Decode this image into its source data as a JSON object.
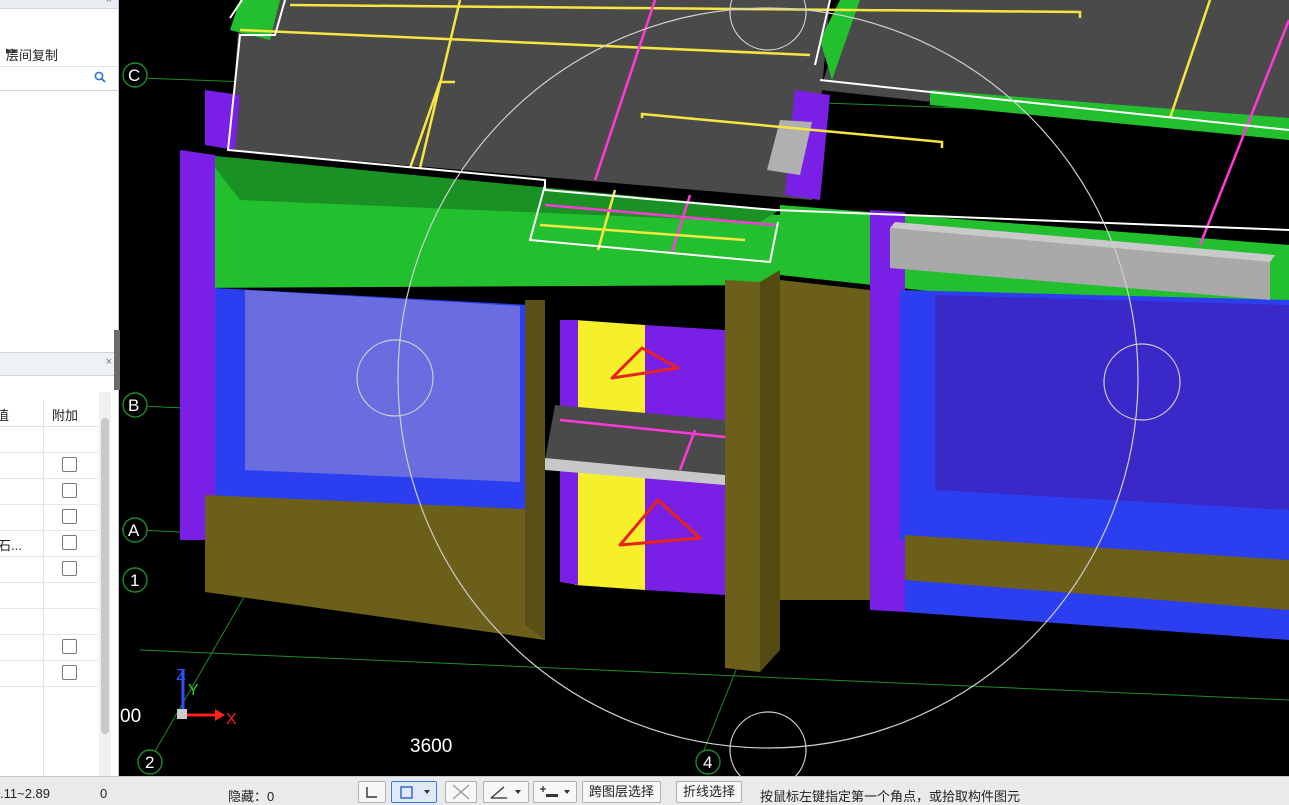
{
  "left_panel": {
    "copy_label": "层间复制",
    "more_glyph": "▸▸",
    "search_icon": "search-icon",
    "close_glyph": "×",
    "props": {
      "col_value": "值",
      "col_add": "附加",
      "rows": [
        {
          "text": "",
          "checkbox": false
        },
        {
          "text": "",
          "checkbox": true
        },
        {
          "text": "",
          "checkbox": true
        },
        {
          "text": "",
          "checkbox": true
        },
        {
          "text": "石...",
          "checkbox": true
        },
        {
          "text": "",
          "checkbox": true
        },
        {
          "text": "",
          "checkbox": false
        },
        {
          "text": "",
          "checkbox": false
        },
        {
          "text": "",
          "checkbox": true
        },
        {
          "text": "",
          "checkbox": true
        }
      ]
    }
  },
  "viewport": {
    "axis_labels": [
      "C",
      "B",
      "A",
      "1",
      "2",
      "4"
    ],
    "dimension_text": "3600",
    "partial_text_left": "00",
    "axis_x": "X",
    "axis_y": "Y",
    "axis_z": "Z"
  },
  "status_bar": {
    "range": ".11~2.89",
    "zero": "0",
    "hidden": "隐藏：0",
    "cross_layer_select": "跨图层选择",
    "polyline_select": "折线选择",
    "hint": "按鼠标左键指定第一个角点，或拾取构件图元"
  },
  "colors": {
    "wall_green": "#22c02e",
    "column_purple": "#7a1fe6",
    "window_blue": "#2b3ff0",
    "olive": "#6b5f1a",
    "slab_dark": "#4a4a4a",
    "yellow_line": "#f5e642",
    "magenta_line": "#ff3ad8",
    "red_annotation": "#e8231b"
  }
}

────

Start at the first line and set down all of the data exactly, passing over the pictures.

**RESPONSE TO THE EXERCISE:**
Decode this image into its source data as a JSON object.
{
  "left_panel": {
    "copy_label": "层间复制",
    "more_glyph": "▸▸",
    "search_icon": "search-icon",
    "close_glyph": "×",
    "props": {
      "col_value": "值",
      "col_add": "附加",
      "rows": [
        {
          "text": "",
          "checkbox": false
        },
        {
          "text": "",
          "checkbox": true
        },
        {
          "text": "",
          "checkbox": true
        },
        {
          "text": "",
          "checkbox": true
        },
        {
          "text": "石...",
          "checkbox": true
        },
        {
          "text": "",
          "checkbox": true
        },
        {
          "text": "",
          "checkbox": false
        },
        {
          "text": "",
          "checkbox": false
        },
        {
          "text": "",
          "checkbox": true
        },
        {
          "text": "",
          "checkbox": true
        }
      ]
    }
  },
  "viewport": {
    "axis_labels": [
      "C",
      "B",
      "A",
      "1",
      "2",
      "4"
    ],
    "dimension_text": "3600",
    "partial_text_left": "00",
    "axis_x": "X",
    "axis_y": "Y",
    "axis_z": "Z"
  },
  "status_bar": {
    "range": ".11~2.89",
    "zero": "0",
    "hidden": "隐藏：0",
    "cross_layer_select": "跨图层选择",
    "polyline_select": "折线选择",
    "hint": "按鼠标左键指定第一个角点，或拾取构件图元"
  },
  "colors": {
    "wall_green": "#22c02e",
    "column_purple": "#7a1fe6",
    "window_blue": "#2b3ff0",
    "olive": "#6b5f1a",
    "slab_dark": "#4a4a4a",
    "yellow_line": "#f5e642",
    "magenta_line": "#ff3ad8",
    "red_annotation": "#e8231b"
  }
}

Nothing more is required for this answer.